Gernot Wagner, climate economist at Columbia Business School, sits down with James M. Lindsay to discuss progress in the green energy transition and the risks and be...

Read More

Ian Johnson, CFR’s Stephen A. Schwarzman senior fellow for China studies, sits down with James M. Lindsay to discuss economic, political, and demographic development...

Ian Johnson, CFR’s Stephen A. Schwarzman senior fellow for China studies, sits down with James M. Lindsay to discuss economic, political, and demographic development...

Read More

Stephen Sestanovich, George F. Kennan senior fellow for Russian and Eurasian studies at CFR and Kathryn and Shelby Cullom Davis professor of international diplomacy ...

Stephen Sestanovich, George F. Kennan senior fellow for Russian and Eurasian studies at CFR and Kathryn and Shelby Cullom Davis professor of international diplomacy ...

Read More

James M. Lindsay sits down with Ali Wyne, senior analyst of Global Macro-Geopolitics at Eurasia Group, to discuss great power competition and the growing rivalry bet...

James M. Lindsay sits down with Ali Wyne, senior analyst of Global Macro-Geopolitics at Eurasia Group, to discuss great power competition and the growing rivalry bet...

Read More

James M. Lindsay sits down with Bonnie S. Glaser, director of the Asia Program at the German Marshall Fund of the United States, to discuss House Speaker Nancy Pelos...

James M. Lindsay sits down with Bonnie S. Glaser, director of the Asia Program at the German Marshall Fund of the United States, to discuss House Speaker Nancy Pelos...

Read More

James M. Lindsay sits down with Michael R. Gordon, national security correspondent at the Wall Street Journal, to discuss the U.S. war against ISIS.    ...

James M. Lindsay sits down with Michael R. Gordon, national security correspondent at the Wall Street Journal, to discuss the U.S. war against ISIS.    ...

Read More

Jami Miscik and Adam Segal, co-chair and director of the CFR-sponsored Independent Task Force on Cybersecurity, sit down with James M. Lindsay to discuss the fragmen...

Jami Miscik and Adam Segal, co-chair and director of the CFR-sponsored Independent Task Force on Cybersecurity, sit down with James M. Lindsay to discuss the fragmen...

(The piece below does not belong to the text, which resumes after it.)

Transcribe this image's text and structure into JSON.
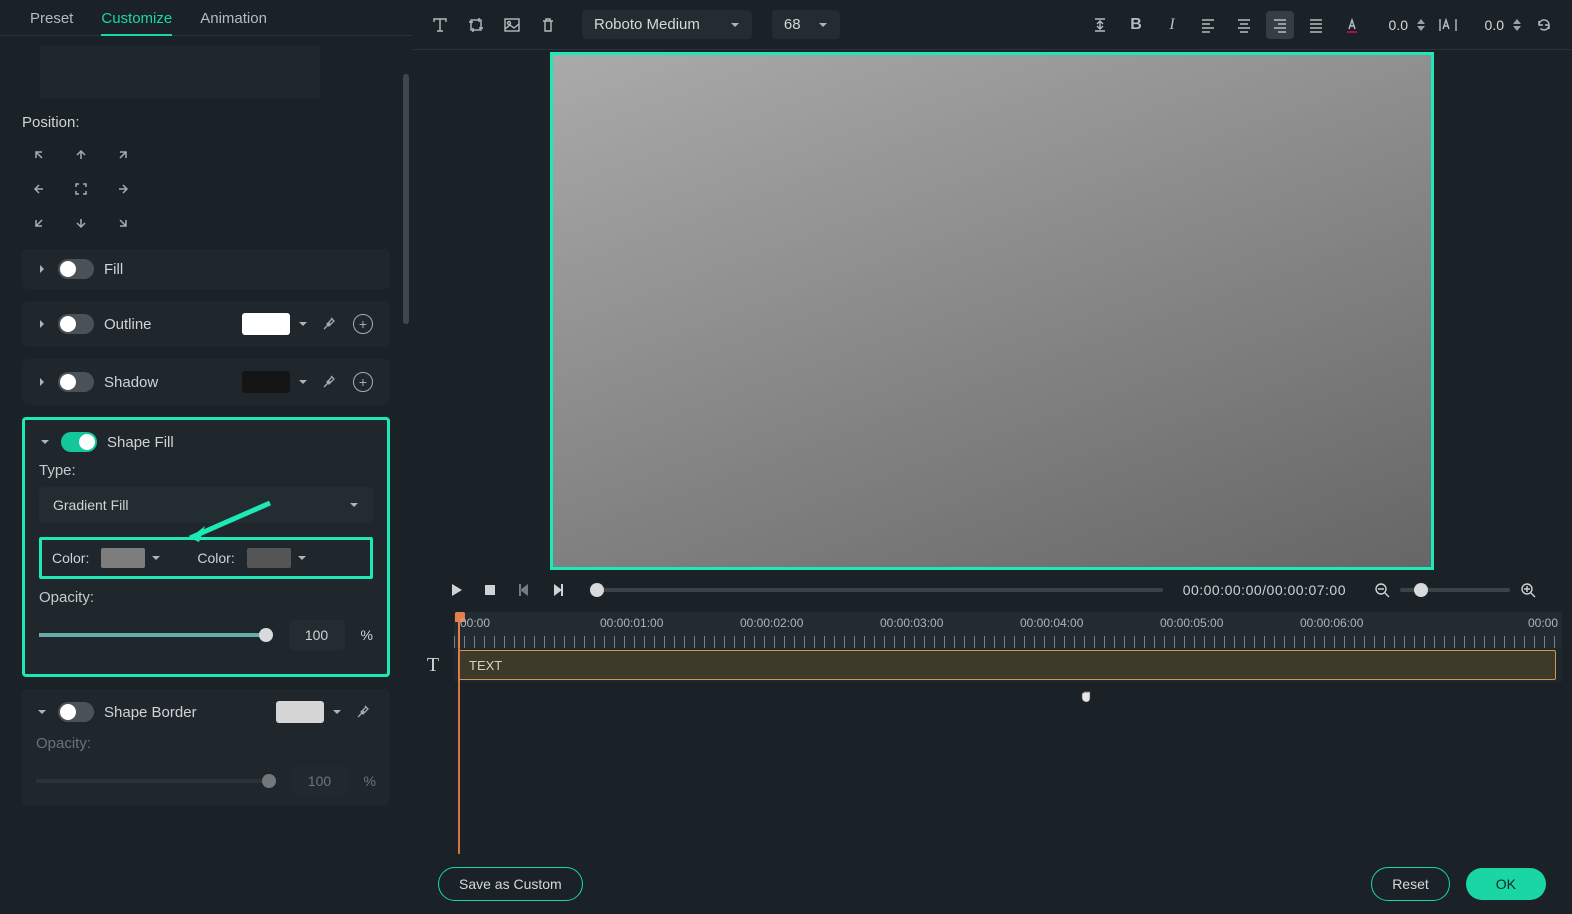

Read More

Top Stories on CFR

Democratic Republic of Congo

The Congolese government is letting energy firms bid for access to its vast oil and gas reserves, raising concerns about the potential climate consequences.

Taiwan

President Biden's comment on Taiwan independence is a break from his predecessors.

Iran

The death of Mahsa Amini has sparked large-scale protests in Iran. But President Raisi’s speech at the UN General Assembly signals that the regime is not likely to soften its stance toward the Iranian people nor toward the West.